The Palais de la Cochinchine is not a slavish reproduction of an existing monument, but the quintessence of what our rich colony can give from the architectural point of view. In a word, it is the summary of the most beautiful motifs of the religious and domestic art of this part of Indo-China.

An entrance door, supported by four columns of Dau wood and remarkable for the finesse, good taste and variety of its sculptures, gives access to an inner courtyard.
This courtyard, an obligatory complement to all the houses of the Annamites, these skilled fish farmers, corresponds to the atrium of Roman houses and contains a basin with rockeries, furnished with aquatic plants.

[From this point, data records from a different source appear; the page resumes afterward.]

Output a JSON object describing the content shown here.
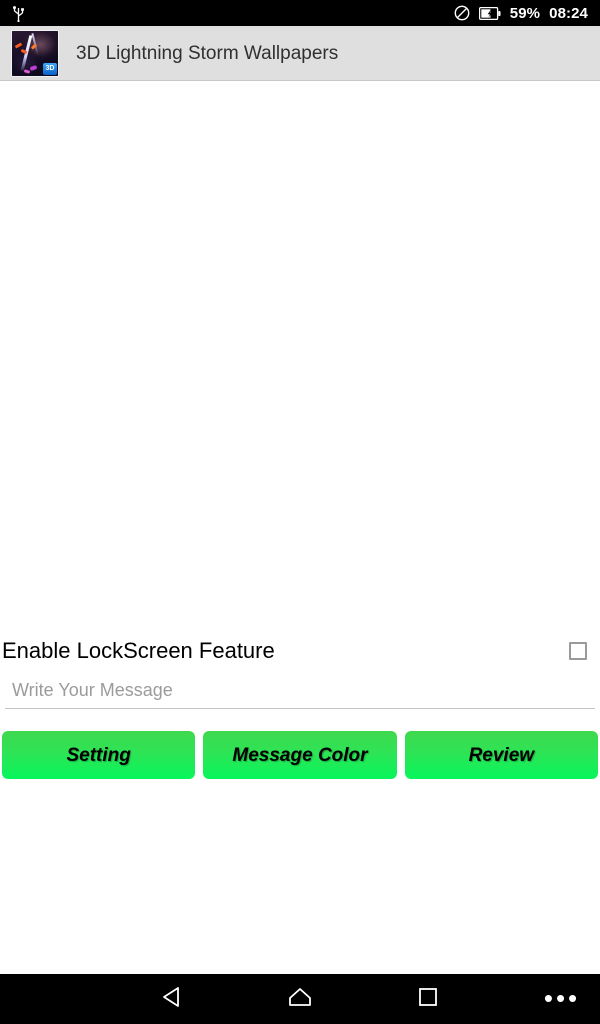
{
  "status_bar": {
    "usb_icon": "usb-icon",
    "mute_icon": "no-entry-icon",
    "battery_icon": "battery-charging-icon",
    "battery_percent": "59%",
    "clock": "08:24"
  },
  "app_bar": {
    "thumbnail_icon": "app-thumbnail-lightning",
    "thumbnail_badge": "3D",
    "title": "3D Lightning Storm Wallpapers"
  },
  "main": {
    "enable_lockscreen_label": "Enable LockScreen Feature",
    "enable_lockscreen_checked": false,
    "message_input": {
      "value": "",
      "placeholder": "Write Your Message"
    },
    "buttons": [
      {
        "label": "Setting",
        "name": "setting-button"
      },
      {
        "label": "Message Color",
        "name": "message-color-button"
      },
      {
        "label": "Review",
        "name": "review-button"
      }
    ],
    "accent_color": "#07f65c"
  },
  "nav_bar": {
    "back_icon": "back-triangle-icon",
    "home_icon": "home-icon",
    "recents_icon": "recents-square-icon",
    "more_icon": "overflow-dots-icon",
    "more_label": "•••"
  }
}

Around it are vases of Cochinchina porcelain decorated with indigenous shrubs and earthenware dragons.

This door is flanked on the right and left by stepped porticoes that lead visitors into the side wings of the Palace and allow for covered circulation. At the end of the courtyard, in line with the door, a five-step staircase decorated with two faience lions, gives access to the peristyle entrance to the great hall. The aediculae flanking this staircase are an exact reproduction of those in front of the Pagoda of Illustrious Men, located on the road between Saigon and Cholon.

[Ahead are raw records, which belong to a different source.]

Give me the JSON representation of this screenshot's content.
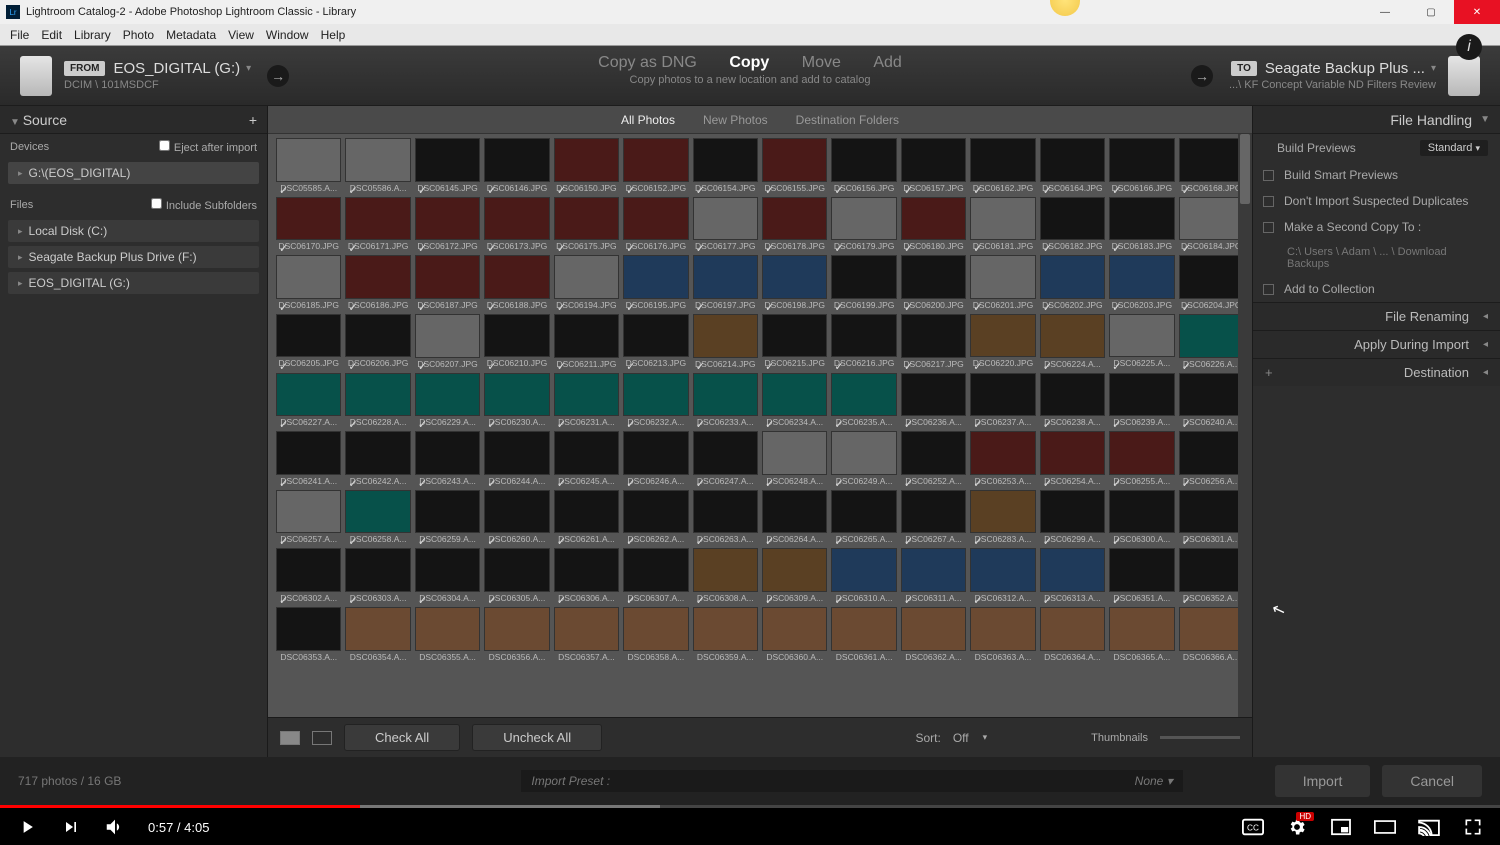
{
  "window": {
    "title": "Lightroom Catalog-2 - Adobe Photoshop Lightroom Classic - Library"
  },
  "menu": [
    "File",
    "Edit",
    "Library",
    "Photo",
    "Metadata",
    "View",
    "Window",
    "Help"
  ],
  "source": {
    "from": "FROM",
    "drive": "EOS_DIGITAL (G:)",
    "path": "DCIM \\ 101MSDCF"
  },
  "dest": {
    "to": "TO",
    "drive": "Seagate Backup Plus ...",
    "path": "...\\ KF Concept Variable ND Filters Review"
  },
  "actions": {
    "dng": "Copy as DNG",
    "copy": "Copy",
    "move": "Move",
    "add": "Add",
    "sub": "Copy photos to a new location and add to catalog"
  },
  "view_tabs": {
    "all": "All Photos",
    "new": "New Photos",
    "dest": "Destination Folders"
  },
  "left": {
    "source": "Source",
    "devices": "Devices",
    "eject": "Eject after import",
    "dev_item": "G:\\(EOS_DIGITAL)",
    "files": "Files",
    "include_sub": "Include Subfolders",
    "drives": [
      "Local Disk (C:)",
      "Seagate Backup Plus Drive (F:)",
      "EOS_DIGITAL (G:)"
    ]
  },
  "right": {
    "fh": "File Handling",
    "build": "Build Previews",
    "build_val": "Standard",
    "smart": "Build Smart Previews",
    "dup": "Don't Import Suspected Duplicates",
    "copy2": "Make a Second Copy To :",
    "copy2_path": "C:\\ Users \\ Adam \\ ... \\ Download Backups",
    "coll": "Add to Collection",
    "rename": "File Renaming",
    "apply": "Apply During Import",
    "desthead": "Destination"
  },
  "footer": {
    "check_all": "Check All",
    "uncheck_all": "Uncheck All",
    "sort": "Sort:",
    "sort_val": "Off",
    "thumbs": "Thumbnails",
    "count": "717 photos / 16 GB",
    "preset_label": "Import Preset :",
    "preset_val": "None",
    "import": "Import",
    "cancel": "Cancel"
  },
  "player": {
    "time": "0:57 / 4:05",
    "hd": "HD"
  },
  "thumbs": [
    [
      "DSC05585.A...",
      "DSC05586.A...",
      "DSC06145.JPG",
      "DSC06146.JPG",
      "DSC06150.JPG",
      "DSC06152.JPG",
      "DSC06154.JPG",
      "DSC06155.JPG",
      "DSC06156.JPG",
      "DSC06157.JPG",
      "DSC06162.JPG",
      "DSC06164.JPG",
      "DSC06166.JPG",
      "DSC06168.JPG"
    ],
    [
      "DSC06170.JPG",
      "DSC06171.JPG",
      "DSC06172.JPG",
      "DSC06173.JPG",
      "DSC06175.JPG",
      "DSC06176.JPG",
      "DSC06177.JPG",
      "DSC06178.JPG",
      "DSC06179.JPG",
      "DSC06180.JPG",
      "DSC06181.JPG",
      "DSC06182.JPG",
      "DSC06183.JPG",
      "DSC06184.JPG"
    ],
    [
      "DSC06185.JPG",
      "DSC06186.JPG",
      "DSC06187.JPG",
      "DSC06188.JPG",
      "DSC06194.JPG",
      "DSC06195.JPG",
      "DSC06197.JPG",
      "DSC06198.JPG",
      "DSC06199.JPG",
      "DSC06200.JPG",
      "DSC06201.JPG",
      "DSC06202.JPG",
      "DSC06203.JPG",
      "DSC06204.JPG"
    ],
    [
      "DSC06205.JPG",
      "DSC06206.JPG",
      "DSC06207.JPG",
      "DSC06210.JPG",
      "DSC06211.JPG",
      "DSC06213.JPG",
      "DSC06214.JPG",
      "DSC06215.JPG",
      "DSC06216.JPG",
      "DSC06217.JPG",
      "DSC06220.JPG",
      "DSC06224.A...",
      "DSC06225.A...",
      "DSC06226.A..."
    ],
    [
      "DSC06227.A...",
      "DSC06228.A...",
      "DSC06229.A...",
      "DSC06230.A...",
      "DSC06231.A...",
      "DSC06232.A...",
      "DSC06233.A...",
      "DSC06234.A...",
      "DSC06235.A...",
      "DSC06236.A...",
      "DSC06237.A...",
      "DSC06238.A...",
      "DSC06239.A...",
      "DSC06240.A..."
    ],
    [
      "DSC06241.A...",
      "DSC06242.A...",
      "DSC06243.A...",
      "DSC06244.A...",
      "DSC06245.A...",
      "DSC06246.A...",
      "DSC06247.A...",
      "DSC06248.A...",
      "DSC06249.A...",
      "DSC06252.A...",
      "DSC06253.A...",
      "DSC06254.A...",
      "DSC06255.A...",
      "DSC06256.A..."
    ],
    [
      "DSC06257.A...",
      "DSC06258.A...",
      "DSC06259.A...",
      "DSC06260.A...",
      "DSC06261.A...",
      "DSC06262.A...",
      "DSC06263.A...",
      "DSC06264.A...",
      "DSC06265.A...",
      "DSC06267.A...",
      "DSC06283.A...",
      "DSC06299.A...",
      "DSC06300.A...",
      "DSC06301.A..."
    ],
    [
      "DSC06302.A...",
      "DSC06303.A...",
      "DSC06304.A...",
      "DSC06305.A...",
      "DSC06306.A...",
      "DSC06307.A...",
      "DSC06308.A...",
      "DSC06309.A...",
      "DSC06310.A...",
      "DSC06311.A...",
      "DSC06312.A...",
      "DSC06313.A...",
      "DSC06351.A...",
      "DSC06352.A..."
    ],
    [
      "DSC06353.A...",
      "DSC06354.A...",
      "DSC06355.A...",
      "DSC06356.A...",
      "DSC06357.A...",
      "DSC06358.A...",
      "DSC06359.A...",
      "DSC06360.A...",
      "DSC06361.A...",
      "DSC06362.A...",
      "DSC06363.A...",
      "DSC06364.A...",
      "DSC06365.A...",
      "DSC06366.A..."
    ]
  ],
  "tone": [
    [
      "grey",
      "grey",
      "dark",
      "dark",
      "red",
      "red",
      "dark",
      "red",
      "dark",
      "dark",
      "dark",
      "dark",
      "dark",
      "dark"
    ],
    [
      "red",
      "red",
      "red",
      "red",
      "red",
      "red",
      "grey",
      "red",
      "grey",
      "red",
      "grey",
      "dark",
      "dark",
      "grey"
    ],
    [
      "grey",
      "red",
      "red",
      "red",
      "grey",
      "blue",
      "blue",
      "blue",
      "dark",
      "dark",
      "grey",
      "blue",
      "blue",
      "dark"
    ],
    [
      "dark",
      "dark",
      "grey",
      "dark",
      "dark",
      "dark",
      "wood",
      "dark",
      "dark",
      "dark",
      "wood",
      "wood",
      "grey",
      "green"
    ],
    [
      "green",
      "green",
      "green",
      "green",
      "green",
      "green",
      "green",
      "green",
      "green",
      "dark",
      "dark",
      "dark",
      "dark",
      "dark"
    ],
    [
      "dark",
      "dark",
      "dark",
      "dark",
      "dark",
      "dark",
      "dark",
      "grey",
      "grey",
      "dark",
      "red",
      "red",
      "red",
      "dark"
    ],
    [
      "grey",
      "green",
      "dark",
      "dark",
      "dark",
      "dark",
      "dark",
      "dark",
      "dark",
      "dark",
      "wood",
      "dark",
      "dark",
      "dark"
    ],
    [
      "dark",
      "dark",
      "dark",
      "dark",
      "dark",
      "dark",
      "wood",
      "wood",
      "blue",
      "blue",
      "blue",
      "blue",
      "dark",
      "dark"
    ],
    [
      "dark",
      "skin",
      "skin",
      "skin",
      "skin",
      "skin",
      "skin",
      "skin",
      "skin",
      "skin",
      "skin",
      "skin",
      "skin",
      "skin"
    ]
  ]
}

No less than the artists, the visitors will stop in front of the sculptures which decorate the trusses of the peristyle, and of the big room.

The wooden supports that support the trusses represent the main scenes of Annamite life or the legends that abound in the history of this people, animals whose bizarre assembly, shapes and strange attitudes will not fail to excite the astonishment of people who are not very familiar with Far Eastern art.

The three entrance doors of this hall are also remarkable for the purity of their lines and the finesse of their sculptures.

The architecture of the side galleries is of the purest Annamite and the method of assembling the trusses of the framework is remarkably simple, despite the tormented forms of the crossbeams.

Let us also mention as a real marvel the earthenware crest which surmounts the central part of this palace and which was executed in Cholon, near Saigon. This crest, 20 metres long and 3 metres high, is interesting, not only from the point of view of its manufacture, which is a real tour de force, but also for its happy shape, the diversity of the details it contains and the harmony of the colours.

In another genre, the motifs in grey bricks that decorate the ends of the forecourts are very interesting to study.

The pictorial decoration was executed by twenty Annamite artists sent by Cochinchina and Tonkin, chosen from among the most skilful, and whom all of Paris took pleasure in seeing work before the opening of the Exhibition.
The Palais de la Cochinchine is divided into three parts:
In the centre of the pagoda are the objects of worship, some very beautiful furniture, the decorative part of the indigenous art. To the right and left are exhibited the products of the soil, interspersed with curious objects to avoid monotony and enhance the picturesque dryness inevitable of such an exhibition.

The visitor can start on either side. The main thing is that he should not omit anything he needs to see, i.e. weapons, musical instruments, gongs, drums and tambourines, beds - marvels - bronzes, terracottas, costumes and silks. The latter, represented by beautiful specimens and accompanied by a history of manufacture from the unwinding of the cocoons to weaving, will arrest the visitors as much as the women.

Many of the objects on display will appeal to the ladies, including a collection of school books and handicrafts by the French teachers of the colony. And then there are the theatrical costumes, bamboo and its thousand and one industrial or domestic applications, lacquered wood, mother-of-pearl inlays, rattan seats, scales, models of houses, boats, carts, etc.

The products of the soil may not be of interest to the general public, but they are no less eloquent. Let us mention the rice - Cochinchina is one of the largest rice-producing countries, the main food of three-fifths of the Asians - the fruits, starches, tobacco, peanuts, coffee, indigo, honey, etc.
The curious and the specialists alike can obtain information on these products at the pavilion of the Trade Information Service.

© Guide Bleu du Figaro et du Petit Journal 1889